For first time founders looking for a co-founder or perhaps your first C-level executive, we strongly suggest you take your time and focus on talent, not hiring. There’s a huge benefit to getting to know these important individuals personally and professionally. You should plan to meet with them multiple times in different situations. For example, schedule some time to white board or problem solve together, have them pitch you the role and opportunity. Remember that this is not just about filling a role today, it’s about ensuring you are hiring a partner, someone ready to go the distance with you. We believe that hiring is transactional, but when you focus on talent it becomes a strategy.

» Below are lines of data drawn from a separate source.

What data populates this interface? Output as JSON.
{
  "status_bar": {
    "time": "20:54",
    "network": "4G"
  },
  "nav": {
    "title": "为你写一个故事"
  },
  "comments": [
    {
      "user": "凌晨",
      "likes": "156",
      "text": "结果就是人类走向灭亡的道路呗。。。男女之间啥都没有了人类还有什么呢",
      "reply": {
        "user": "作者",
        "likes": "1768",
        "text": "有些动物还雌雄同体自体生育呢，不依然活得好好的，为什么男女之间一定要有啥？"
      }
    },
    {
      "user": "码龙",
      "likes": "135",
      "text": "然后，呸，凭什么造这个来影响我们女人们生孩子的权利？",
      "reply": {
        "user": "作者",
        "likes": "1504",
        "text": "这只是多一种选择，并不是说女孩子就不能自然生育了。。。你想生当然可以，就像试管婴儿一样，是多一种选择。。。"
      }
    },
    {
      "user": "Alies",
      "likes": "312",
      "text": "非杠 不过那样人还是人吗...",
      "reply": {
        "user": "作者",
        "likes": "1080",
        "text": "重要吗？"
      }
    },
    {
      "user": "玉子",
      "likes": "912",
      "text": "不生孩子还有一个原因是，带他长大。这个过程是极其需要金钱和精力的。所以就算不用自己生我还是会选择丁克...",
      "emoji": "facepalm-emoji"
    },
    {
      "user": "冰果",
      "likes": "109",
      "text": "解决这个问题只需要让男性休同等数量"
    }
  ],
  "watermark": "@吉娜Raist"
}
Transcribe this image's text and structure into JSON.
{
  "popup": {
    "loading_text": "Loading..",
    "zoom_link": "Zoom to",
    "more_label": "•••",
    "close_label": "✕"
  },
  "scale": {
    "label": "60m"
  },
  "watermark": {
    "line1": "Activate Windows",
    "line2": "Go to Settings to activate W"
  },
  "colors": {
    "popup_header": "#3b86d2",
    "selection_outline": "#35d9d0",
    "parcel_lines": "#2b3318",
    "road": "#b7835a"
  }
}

We see founders all the time who have thought they needed one thing on Monday, and then thought differently by Friday. This is when you must recognize the importance of slowing down so you can move faster.
“You can have the best ideas and most funding in the world, but you’re not going to get anywhere without fantastic people. It is truly the most crucial aspect of building a startup. But it’s not just about getting talented people on board, you need the right people. It’s easy to look at someone’s resume and notice what stands out, or who has an impressive background, and then send that along to a few companies with open roles. It’s very difficult, though, to identify and unpack whether that person is the right fit for a given company.” James McGinniss, Founder, David Energy
Hiring is for Today—Talent is for Tomorrow
Just like compensation, performance management, continued learning and development, hiring is just one thing you do under the larger umbrella of talent. As a founder, your company needs to be great at all of it. If you focus on talent rather than hiring for a specific role, it allows you to think larger around how to put your talent and teams in positions to be successful. At Facebook we used to say, “hire athletes and then cross train them”. Is this someone who can operate without a net—with ambiguity—at this early stage? All of these require larger thought and strategy about the team you are building, not just the role you are hiring for. Ask yourself, How do they make each other better? Of course, you build an awesome team with great talent, but you don’t do that by just thinking about it in terms of hiring specific roles in isolation.
Hiring gets the right talent in the door. Now, how you ensure they are happy, productive, successful, and aligned to the greater organizational goals is a talent strategy—not a recruiting strategy.
Now you have some quick easy tools to get your head in the right place. But this is what’s most important to remember: Can you hire 1 instead of 2 – and 2 instead of 4? Stop just thinking about what role you need to hire today. Instead think about who your talent is today, what kind of talent do you need tomorrow to fulfill your mission. How well does your team work together and lean on each other. When you have all the right partners in the boat rowing together, that’s how you will win.